When Deb Menicos walks a strawberry field, she doesn’t just look at the berries. Menicos, who holds a Ph.D. in plant breeding from Ohio State University and works as a senior scientist at Driscoll’s Inc., will often find herself counting leaves and examining the small stalks protruding from the base of the plant. These parts, known as trusses, are important because they’re where the flowers and berries grow. “We want a small plant, with compact leaves and trusses poking out—not too long, because we don’t want them to touch the dirt,” she says.

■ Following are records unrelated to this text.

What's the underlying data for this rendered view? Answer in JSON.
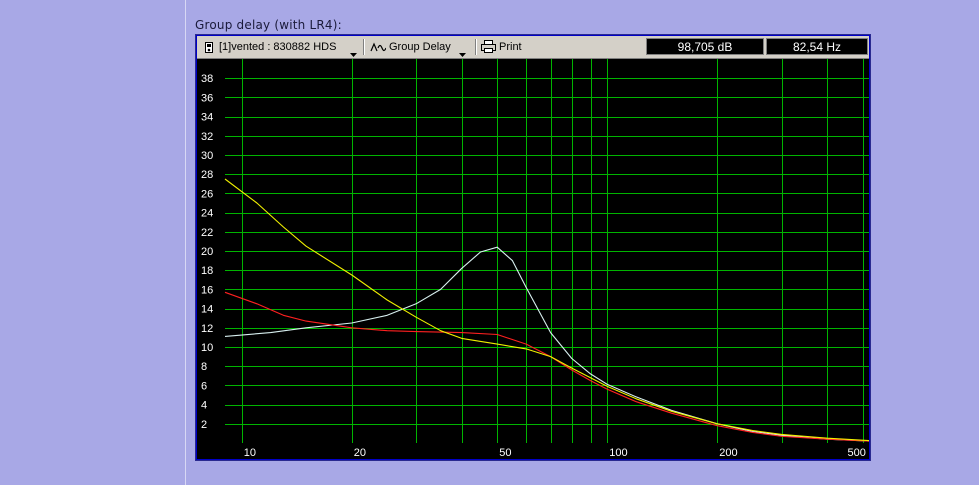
{
  "page": {
    "heading": "Group delay (with LR4):"
  },
  "toolbar": {
    "project_label": "[1]vented : 830882 HDS",
    "mode_label": "Group Delay",
    "print_label": "Print",
    "readout_db": "98,705 dB",
    "readout_hz": "82,54 Hz"
  },
  "colors": {
    "page_bg": "#a8a8e6",
    "plot_bg": "#000000",
    "grid": "#00b400",
    "series_cyan": "#d8f0f0",
    "series_red": "#ff2020",
    "series_yellow": "#f0f000"
  },
  "chart_data": {
    "type": "line",
    "title": "",
    "xlabel": "",
    "ylabel": "",
    "xscale": "log",
    "xlim": [
      9,
      520
    ],
    "ylim": [
      0,
      40
    ],
    "grid": true,
    "xticks": [
      10,
      20,
      50,
      100,
      200,
      500
    ],
    "xtick_labels": [
      "10",
      "20",
      "50",
      "100",
      "200",
      "500"
    ],
    "yticks": [
      2,
      4,
      6,
      8,
      10,
      12,
      14,
      16,
      18,
      20,
      22,
      24,
      26,
      28,
      30,
      32,
      34,
      36,
      38
    ],
    "ytick_labels": [
      "2",
      "4",
      "6",
      "8",
      "10",
      "12",
      "14",
      "16",
      "18",
      "20",
      "22",
      "24",
      "26",
      "28",
      "30",
      "32",
      "34",
      "36",
      "38"
    ],
    "series": [
      {
        "color": "#d8f0f0",
        "points": [
          [
            9,
            11.1
          ],
          [
            12,
            11.5
          ],
          [
            15,
            12.0
          ],
          [
            20,
            12.5
          ],
          [
            25,
            13.3
          ],
          [
            30,
            14.5
          ],
          [
            35,
            16.0
          ],
          [
            40,
            18.2
          ],
          [
            45,
            19.9
          ],
          [
            50,
            20.4
          ],
          [
            55,
            19.0
          ],
          [
            60,
            16.2
          ],
          [
            70,
            11.5
          ],
          [
            80,
            8.8
          ],
          [
            90,
            7.2
          ],
          [
            100,
            6.1
          ],
          [
            120,
            4.8
          ],
          [
            150,
            3.4
          ],
          [
            200,
            2.0
          ],
          [
            250,
            1.2
          ],
          [
            300,
            0.8
          ],
          [
            400,
            0.4
          ],
          [
            520,
            0.2
          ]
        ]
      },
      {
        "color": "#ff2020",
        "points": [
          [
            9,
            15.7
          ],
          [
            11,
            14.5
          ],
          [
            13,
            13.3
          ],
          [
            15,
            12.7
          ],
          [
            20,
            12.0
          ],
          [
            25,
            11.7
          ],
          [
            30,
            11.6
          ],
          [
            40,
            11.5
          ],
          [
            50,
            11.3
          ],
          [
            60,
            10.3
          ],
          [
            70,
            9.0
          ],
          [
            80,
            7.6
          ],
          [
            90,
            6.5
          ],
          [
            100,
            5.6
          ],
          [
            120,
            4.3
          ],
          [
            150,
            3.1
          ],
          [
            200,
            1.8
          ],
          [
            250,
            1.1
          ],
          [
            300,
            0.7
          ],
          [
            400,
            0.4
          ],
          [
            520,
            0.2
          ]
        ]
      },
      {
        "color": "#f0f000",
        "points": [
          [
            9,
            27.5
          ],
          [
            11,
            25.0
          ],
          [
            13,
            22.5
          ],
          [
            15,
            20.5
          ],
          [
            20,
            17.5
          ],
          [
            25,
            14.9
          ],
          [
            30,
            13.1
          ],
          [
            35,
            11.7
          ],
          [
            40,
            10.9
          ],
          [
            50,
            10.3
          ],
          [
            60,
            9.8
          ],
          [
            70,
            9.0
          ],
          [
            80,
            7.8
          ],
          [
            90,
            6.8
          ],
          [
            100,
            5.9
          ],
          [
            120,
            4.6
          ],
          [
            150,
            3.3
          ],
          [
            200,
            2.0
          ],
          [
            250,
            1.3
          ],
          [
            300,
            0.9
          ],
          [
            400,
            0.5
          ],
          [
            520,
            0.25
          ]
        ]
      }
    ]
  }
}
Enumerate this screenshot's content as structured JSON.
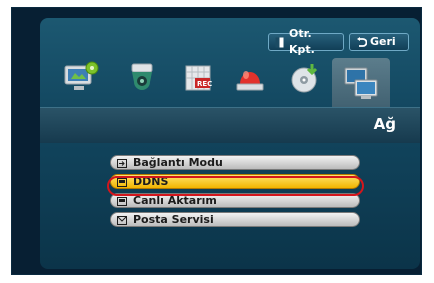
{
  "top_buttons": {
    "exit_label": "Otr. Kpt.",
    "back_label": "Geri"
  },
  "tabs": [
    {
      "name": "settings-monitor",
      "icon": "monitor-gear-icon"
    },
    {
      "name": "camera",
      "icon": "dome-camera-icon"
    },
    {
      "name": "record",
      "icon": "calendar-rec-icon"
    },
    {
      "name": "alarm",
      "icon": "alarm-siren-icon"
    },
    {
      "name": "backup",
      "icon": "disc-backup-icon"
    },
    {
      "name": "network",
      "icon": "network-computers-icon"
    }
  ],
  "section_title": "Ağ",
  "menu": {
    "items": [
      {
        "label": "Bağlantı Modu",
        "icon": "connection-icon"
      },
      {
        "label": "DDNS",
        "icon": "ddns-icon"
      },
      {
        "label": "Canlı Aktarım",
        "icon": "stream-icon"
      },
      {
        "label": "Posta Servisi",
        "icon": "mail-icon"
      }
    ],
    "selected_label": "DDNS"
  },
  "colors": {
    "background": "#0b3449",
    "selection": "#f2b400",
    "selection_ring": "#d3161c"
  }
}
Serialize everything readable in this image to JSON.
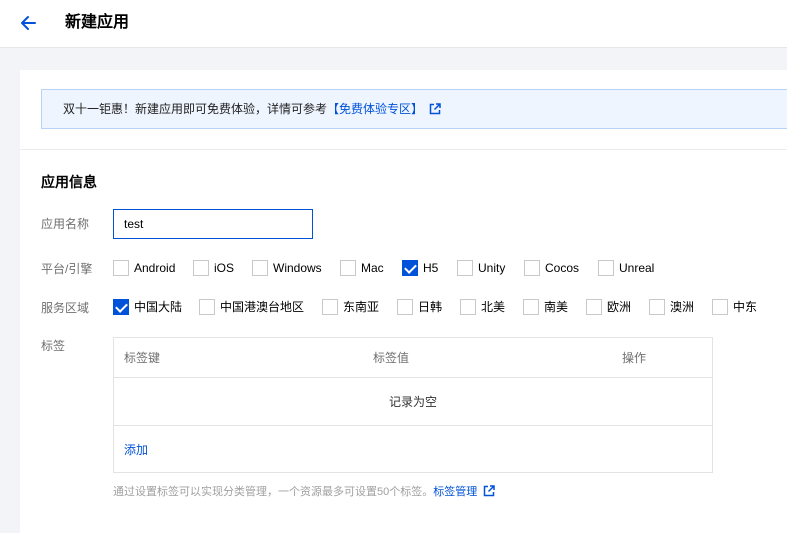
{
  "header": {
    "title": "新建应用",
    "back_icon": "arrow-left-icon"
  },
  "notice": {
    "text": "双十一钜惠！新建应用即可免费体验，详情可参考",
    "link": "【免费体验专区】",
    "link_icon": "external-link-icon"
  },
  "section": {
    "title": "应用信息"
  },
  "form": {
    "name_label": "应用名称",
    "name_value": "test",
    "platform_label": "平台/引擎",
    "platforms": [
      {
        "label": "Android",
        "checked": false
      },
      {
        "label": "iOS",
        "checked": false
      },
      {
        "label": "Windows",
        "checked": false
      },
      {
        "label": "Mac",
        "checked": false
      },
      {
        "label": "H5",
        "checked": true
      },
      {
        "label": "Unity",
        "checked": false
      },
      {
        "label": "Cocos",
        "checked": false
      },
      {
        "label": "Unreal",
        "checked": false
      }
    ],
    "region_label": "服务区域",
    "regions": [
      {
        "label": "中国大陆",
        "checked": true
      },
      {
        "label": "中国港澳台地区",
        "checked": false
      },
      {
        "label": "东南亚",
        "checked": false
      },
      {
        "label": "日韩",
        "checked": false
      },
      {
        "label": "北美",
        "checked": false
      },
      {
        "label": "南美",
        "checked": false
      },
      {
        "label": "欧洲",
        "checked": false
      },
      {
        "label": "澳洲",
        "checked": false
      },
      {
        "label": "中东",
        "checked": false
      }
    ],
    "tag_label": "标签"
  },
  "tags": {
    "columns": [
      "标签键",
      "标签值",
      "操作"
    ],
    "empty_text": "记录为空",
    "add_label": "添加"
  },
  "hint": {
    "text": "通过设置标签可以实现分类管理，一个资源最多可设置50个标签。",
    "link": "标签管理",
    "link_icon": "external-link-icon"
  },
  "colors": {
    "accent": "#0052d9",
    "notice_bg": "#eef5ff",
    "notice_border": "#b9d3f7"
  }
}
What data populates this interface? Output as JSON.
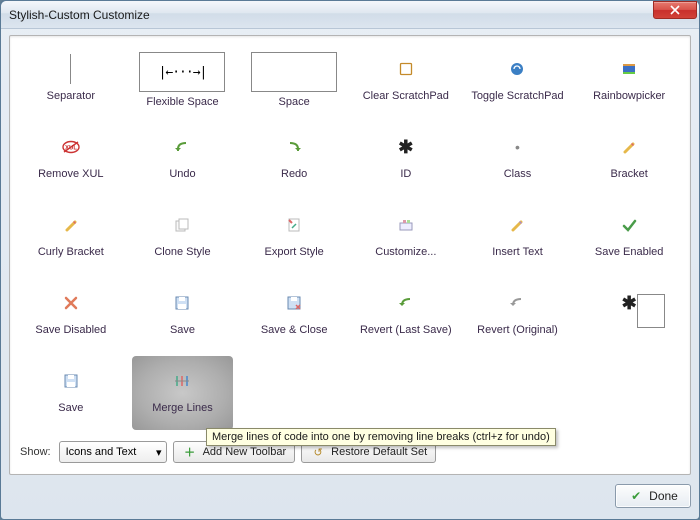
{
  "window": {
    "title": "Stylish-Custom Customize"
  },
  "items": [
    {
      "label": "Separator",
      "icon": "separator-icon",
      "variant": "sep"
    },
    {
      "label": "Flexible Space",
      "icon": "flex-space-icon",
      "variant": "flexbox"
    },
    {
      "label": "Space",
      "icon": "space-icon",
      "variant": "bigbox"
    },
    {
      "label": "Clear ScratchPad",
      "icon": "clear-scratchpad-icon"
    },
    {
      "label": "Toggle ScratchPad",
      "icon": "toggle-scratchpad-icon"
    },
    {
      "label": "Rainbowpicker",
      "icon": "rainbowpicker-icon"
    },
    {
      "label": "Remove XUL",
      "icon": "remove-xul-icon"
    },
    {
      "label": "Undo",
      "icon": "undo-icon"
    },
    {
      "label": "Redo",
      "icon": "redo-icon"
    },
    {
      "label": "ID",
      "icon": "id-icon"
    },
    {
      "label": "Class",
      "icon": "class-icon"
    },
    {
      "label": "Bracket",
      "icon": "bracket-icon"
    },
    {
      "label": "Curly Bracket",
      "icon": "curly-bracket-icon"
    },
    {
      "label": "Clone Style",
      "icon": "clone-style-icon"
    },
    {
      "label": "Export Style",
      "icon": "export-style-icon"
    },
    {
      "label": "Customize...",
      "icon": "customize-icon"
    },
    {
      "label": "Insert Text",
      "icon": "insert-text-icon"
    },
    {
      "label": "Save Enabled",
      "icon": "save-enabled-icon"
    },
    {
      "label": "Save Disabled",
      "icon": "save-disabled-icon"
    },
    {
      "label": "Save",
      "icon": "save-icon"
    },
    {
      "label": "Save & Close",
      "icon": "save-close-icon"
    },
    {
      "label": "Revert (Last Save)",
      "icon": "revert-last-icon"
    },
    {
      "label": "Revert (Original)",
      "icon": "revert-original-icon"
    },
    {
      "label": "",
      "icon": "id-box-icon",
      "variant": "idbox"
    },
    {
      "label": "Save",
      "icon": "save-alt-icon"
    },
    {
      "label": "Merge Lines",
      "icon": "merge-lines-icon",
      "hover": true
    }
  ],
  "tooltip": "Merge lines of code into one by removing line breaks (ctrl+z for undo)",
  "bottomBar": {
    "showLabel": "Show:",
    "comboValue": "Icons and Text",
    "addToolbar": "Add New Toolbar",
    "restore": "Restore Default Set"
  },
  "footer": {
    "done": "Done"
  }
}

Developing a new berry variety at Driscoll’s takes at least five years. It begins with a crop of 25,000 genetically distinct plants that grow in the company’s breeding field near its headquarters in Watsonville, California. Menicos and her colleagues winnow that down first to 250 plants, then clone them and replant them, narrowing the field until they have a winner.